Even though Wills’ nasty virus is on its way out (since my last post he went through 5 days of fever, wheezing and even diarrhea), his constant drooling and swollen gums show that my little guy is still teething badly. He’s smiling more now, and is back to his active self, but he still still has his moments (of sudden pain?). Because I don’t recall my two elder children teething as badly as this (or is it Mommy amnesia?) I had some questions. How painful was it? When did it usually strike worst? When would it be over?
So I sought advice from one of my favourite online doctors, Dr. Greene who said this:

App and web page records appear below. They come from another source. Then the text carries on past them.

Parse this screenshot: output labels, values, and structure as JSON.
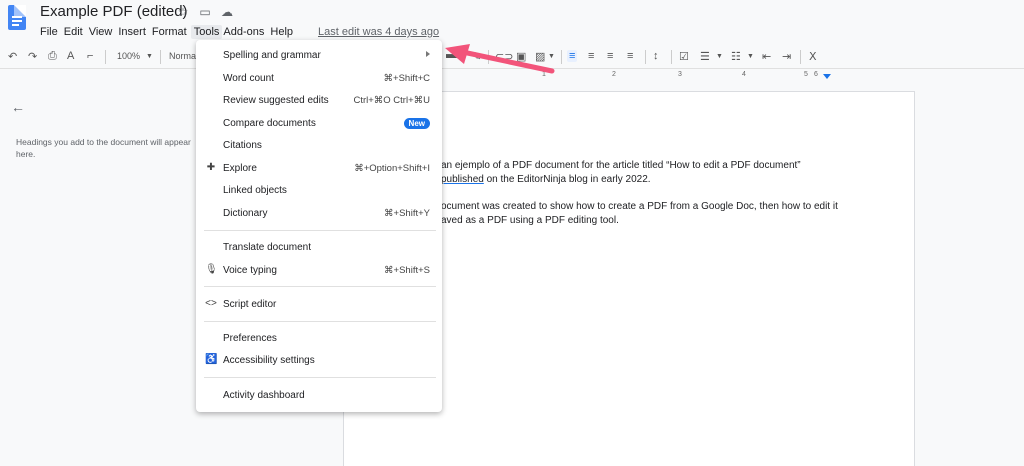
{
  "header": {
    "title": "Example PDF (edited)",
    "last_edit": "Last edit was 4 days ago",
    "menu": [
      "File",
      "Edit",
      "View",
      "Insert",
      "Format",
      "Tools",
      "Add-ons",
      "Help"
    ]
  },
  "toolbar": {
    "zoom": "100%",
    "style": "Normal"
  },
  "ruler": [
    "1",
    "2",
    "3",
    "4",
    "5",
    "6"
  ],
  "outline": {
    "hint": "Headings you add to the document will appear here."
  },
  "document": {
    "p1_line1": "an ejemplo of a PDF document for the article titled “How to edit a PDF document”",
    "p1_line2_link": "published",
    "p1_line2_rest": " on the EditorNinja blog in early 2022.",
    "p2_line1": "ocument was created to show how to create a PDF from a Google Doc, then how to edit it",
    "p2_line2": "aved as a PDF using a PDF editing tool."
  },
  "tools_menu": {
    "spelling": "Spelling and grammar",
    "word_count": "Word count",
    "word_count_sc": "⌘+Shift+C",
    "review_edits": "Review suggested edits",
    "review_edits_sc": "Ctrl+⌘O Ctrl+⌘U",
    "compare": "Compare documents",
    "compare_badge": "New",
    "citations": "Citations",
    "explore": "Explore",
    "explore_sc": "⌘+Option+Shift+I",
    "linked_objects": "Linked objects",
    "dictionary": "Dictionary",
    "dictionary_sc": "⌘+Shift+Y",
    "translate": "Translate document",
    "voice_typing": "Voice typing",
    "voice_typing_sc": "⌘+Shift+S",
    "script_editor": "Script editor",
    "preferences": "Preferences",
    "accessibility": "Accessibility settings",
    "activity": "Activity dashboard"
  },
  "colors": {
    "accent": "#1a73e8",
    "annotation_arrow": "#f2547a"
  }
}
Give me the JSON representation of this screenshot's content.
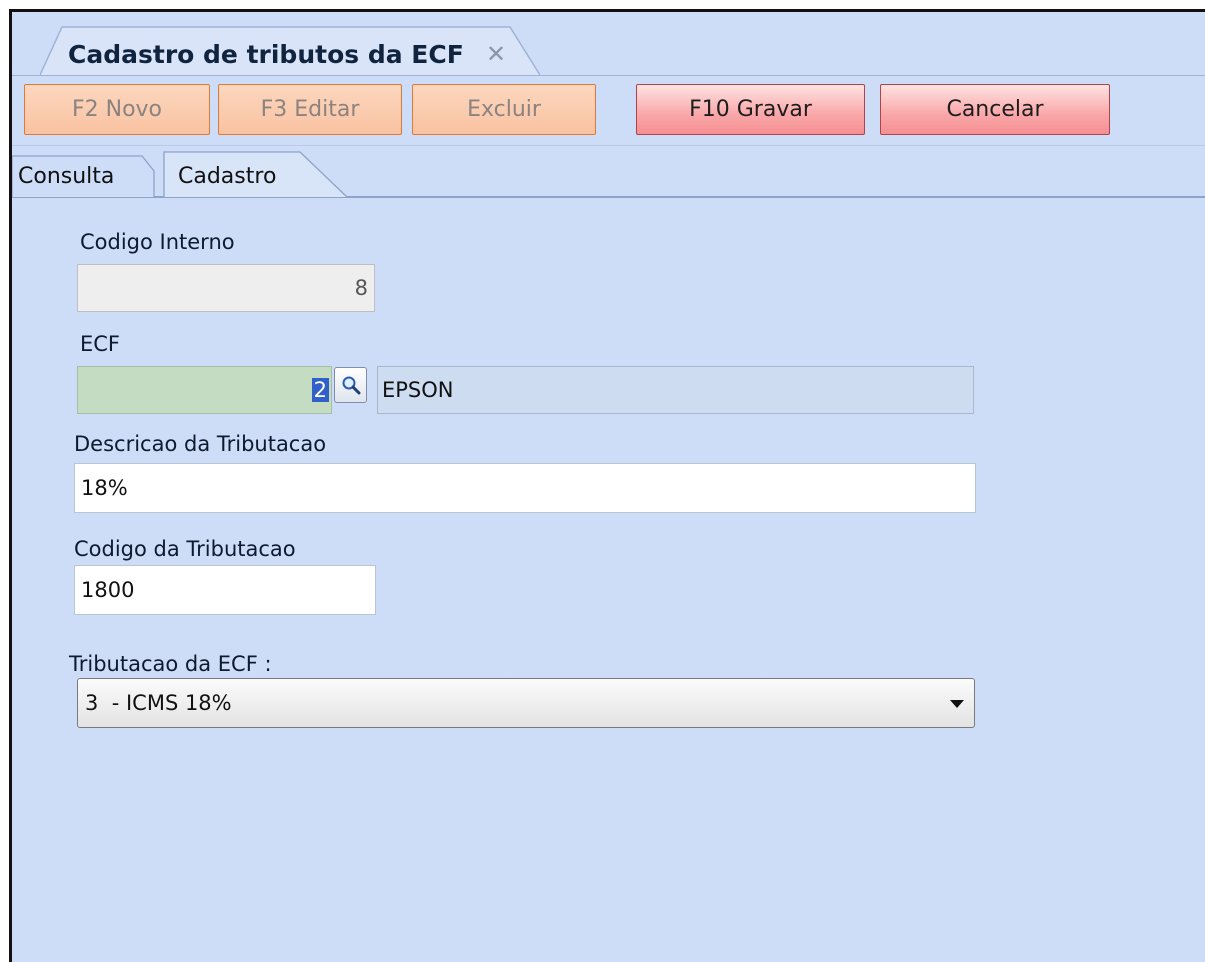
{
  "document_tab": {
    "title": "Cadastro de tributos da ECF",
    "close_icon": "close-icon"
  },
  "toolbar": {
    "new_label": "F2 Novo",
    "edit_label": "F3 Editar",
    "delete_label": "Excluir",
    "save_label": "F10 Gravar",
    "cancel_label": "Cancelar"
  },
  "page_tabs": {
    "consulta": "Consulta",
    "cadastro": "Cadastro"
  },
  "form": {
    "codigo_interno": {
      "label": "Codigo Interno",
      "value": "8"
    },
    "ecf": {
      "label": "ECF",
      "code": "2",
      "name": "EPSON",
      "lookup_icon": "magnifier-icon"
    },
    "descricao": {
      "label": "Descricao da Tributacao",
      "value": "18%"
    },
    "codigo_tributacao": {
      "label": "Codigo da Tributacao",
      "value": "1800"
    },
    "tributacao_ecf": {
      "label": "Tributacao da ECF :",
      "selected": "3  - ICMS 18%"
    }
  },
  "colors": {
    "window_bg": "#cddcf7",
    "disabled_button": "#f9c2a1",
    "active_button": "#f48f93",
    "lookup_field": "#c4dcc1"
  }
}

“….Young teethers can’t talk. We don’t know the moment teething pain starts and stops. Teething pain and its remedies are very difficult to evaluate scientifically. Therefore, we must rely on observation — general observations by many parents and care-providers, as well as specific observations of our own children.
When the mouth becomes a source of pain, it is quite unsettling for some kids. If you’ve ever bitten the inside of your cheek, you know how distracting a bit of newly irregular flesh can be. For a baby, the intrusion of a hard, sharp tooth through tender, swollen gums can be quite an adjustment. Some get used to it quickly, but at first it can be more uncomfortable than a pebble in a shoe.
The teeth (or tooth) that causes the most pain varies from child to child. It is often the first tooth that causes the most discomfort — or those big molars, when they arrive. For many babies, working on several teeth at once is the worst…..”
In a nutshell? The golden rule of parenting: Each child is different. I got off lightly with my other two on the teething, but Wills didn’t put me through the torment of colic like Ollie did. Ollie is now a saintly 3 year old, but Nat was a terror at that age. So I as I watch Wills playing on his exersaucer, he stops, looks right into my eyes and gives me a toothy smile,
I realize that no matter how tough these baby stages can be it doesn’t really matter when they smile at you like that.
Photo via sarniebill